Hickory Creek
The Treasures of Hickory Creek
by Joel Greenberg

Hickory Creek was born in the time of the last glacier, which disappeared about 13,800 years ago. Small lakes formed on plains nestled between glacial ice and moraines, the ridges of crushed earth deposited by the sheets of ice. (Harlan Bretz described these water-bodies as "huge mud puddles, unattractive to anyone but a geologist.") One such lake was known as Lake Tinley, which had an outlet flowing west towards the Des Plaines River valley. That channel became Hickory Creek, the source of whose headwaters is the lowland that replaced the lake when the ice melted.

Hickory Creek runs for 27 miles from its origins in southwest Cook County to its confluence with the Des Plaines River at Joliet.

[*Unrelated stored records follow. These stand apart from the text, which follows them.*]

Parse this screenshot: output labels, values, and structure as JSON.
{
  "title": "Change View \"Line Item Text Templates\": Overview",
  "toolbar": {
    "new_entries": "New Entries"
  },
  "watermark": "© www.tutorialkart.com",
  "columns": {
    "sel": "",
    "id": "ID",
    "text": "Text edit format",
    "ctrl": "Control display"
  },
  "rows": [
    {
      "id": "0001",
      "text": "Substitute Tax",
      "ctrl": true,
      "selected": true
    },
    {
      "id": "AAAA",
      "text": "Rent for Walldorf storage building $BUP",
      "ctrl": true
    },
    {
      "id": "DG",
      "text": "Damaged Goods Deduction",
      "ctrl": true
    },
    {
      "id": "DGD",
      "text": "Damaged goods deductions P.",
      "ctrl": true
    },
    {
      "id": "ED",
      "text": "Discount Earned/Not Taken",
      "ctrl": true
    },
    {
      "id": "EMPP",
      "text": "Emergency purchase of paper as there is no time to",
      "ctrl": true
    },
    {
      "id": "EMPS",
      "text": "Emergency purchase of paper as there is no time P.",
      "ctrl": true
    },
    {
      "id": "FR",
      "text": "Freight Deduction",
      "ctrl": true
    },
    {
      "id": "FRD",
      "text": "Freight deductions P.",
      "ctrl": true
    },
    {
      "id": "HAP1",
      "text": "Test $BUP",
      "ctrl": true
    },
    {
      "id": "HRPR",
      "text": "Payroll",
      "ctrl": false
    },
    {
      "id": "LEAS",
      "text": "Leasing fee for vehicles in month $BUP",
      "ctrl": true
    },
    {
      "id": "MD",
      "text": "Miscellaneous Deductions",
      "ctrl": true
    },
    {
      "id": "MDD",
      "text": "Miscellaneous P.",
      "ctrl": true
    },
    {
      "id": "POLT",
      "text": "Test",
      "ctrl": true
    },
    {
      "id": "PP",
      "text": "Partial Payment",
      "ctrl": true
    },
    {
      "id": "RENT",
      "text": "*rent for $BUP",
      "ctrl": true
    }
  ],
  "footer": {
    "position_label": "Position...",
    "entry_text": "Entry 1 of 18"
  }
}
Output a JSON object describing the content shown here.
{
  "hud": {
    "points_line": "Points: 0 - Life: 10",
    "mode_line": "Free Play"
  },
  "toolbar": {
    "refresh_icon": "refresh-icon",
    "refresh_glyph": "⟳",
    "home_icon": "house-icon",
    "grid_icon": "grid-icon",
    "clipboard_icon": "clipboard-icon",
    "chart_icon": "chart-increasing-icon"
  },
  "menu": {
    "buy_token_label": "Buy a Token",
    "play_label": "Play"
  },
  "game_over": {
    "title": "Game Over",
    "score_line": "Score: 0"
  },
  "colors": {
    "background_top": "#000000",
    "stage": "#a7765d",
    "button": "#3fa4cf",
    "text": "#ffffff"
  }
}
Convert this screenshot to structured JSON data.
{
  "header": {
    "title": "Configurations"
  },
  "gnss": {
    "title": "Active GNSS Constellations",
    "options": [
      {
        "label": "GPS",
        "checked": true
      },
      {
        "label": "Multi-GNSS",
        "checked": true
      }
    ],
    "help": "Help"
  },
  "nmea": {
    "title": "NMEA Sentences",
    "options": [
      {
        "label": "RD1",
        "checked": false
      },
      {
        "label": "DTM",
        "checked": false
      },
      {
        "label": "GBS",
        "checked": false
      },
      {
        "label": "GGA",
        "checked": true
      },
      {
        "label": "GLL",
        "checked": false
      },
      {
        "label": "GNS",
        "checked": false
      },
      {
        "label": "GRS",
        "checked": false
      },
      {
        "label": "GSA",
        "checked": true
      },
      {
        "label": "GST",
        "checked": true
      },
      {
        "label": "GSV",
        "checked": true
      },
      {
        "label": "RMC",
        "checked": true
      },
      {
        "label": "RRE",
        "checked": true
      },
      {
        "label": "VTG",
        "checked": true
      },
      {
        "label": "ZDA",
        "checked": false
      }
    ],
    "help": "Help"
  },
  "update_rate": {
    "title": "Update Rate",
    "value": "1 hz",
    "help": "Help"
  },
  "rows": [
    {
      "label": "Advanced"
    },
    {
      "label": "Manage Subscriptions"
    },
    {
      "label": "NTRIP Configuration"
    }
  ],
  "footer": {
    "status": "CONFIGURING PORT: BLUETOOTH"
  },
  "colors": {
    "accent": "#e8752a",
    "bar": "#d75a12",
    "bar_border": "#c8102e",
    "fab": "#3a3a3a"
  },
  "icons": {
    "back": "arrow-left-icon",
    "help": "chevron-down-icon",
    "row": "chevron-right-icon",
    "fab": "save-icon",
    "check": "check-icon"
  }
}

Twenty-five tributaries enter the main stem, of which Spring Creek, Marley Creek, and Union Ditch are the largest. The total area drained by these streams is about 107 square miles. This watershed was a microcosm of the entire region. There was rich prairie on the extensive plains, fecund marsh in the low lands, barrens and savannas on rolling moraines, and even stately forests in ravines and west side of streams.

From their headwaters to mouth, streams are not uniform but vary significantly in character. Most of the upper portion of Hickory Creek is flat, creating a low-gradient stream that gently meanders towards its mouth. But then as it approaches the steeper lower valley, the water picks up speed. Water moving over a hard bottom and fed by springs gains oxygen, attains greater clarity, and creates a substrate of various size rocks free of sediment. The more variation there is in the creek, the greater the range of organisms that can find suitable habitat. And, in particular, these conditions are essential to many of the more disturbance-sensitive animals like darters and stoneflies.

Most of the streams of the Chicago region, including the larger rivers, held little water during the dry months of summer or early fall. Hickory Creek, however, was different, as this description from the 1830s attests: "Hickory Creek was a well behaved stream which never failed to furnish abundant water for cattle farmers and the mills, some of which operated year round. It was a well defined body of water lasting the whole year. It was well stocked with fish of the pickerel and pike species, with bullhead and catfish."

Joel Greenberg 3926 N. Washington Westmont, IL 60559-1114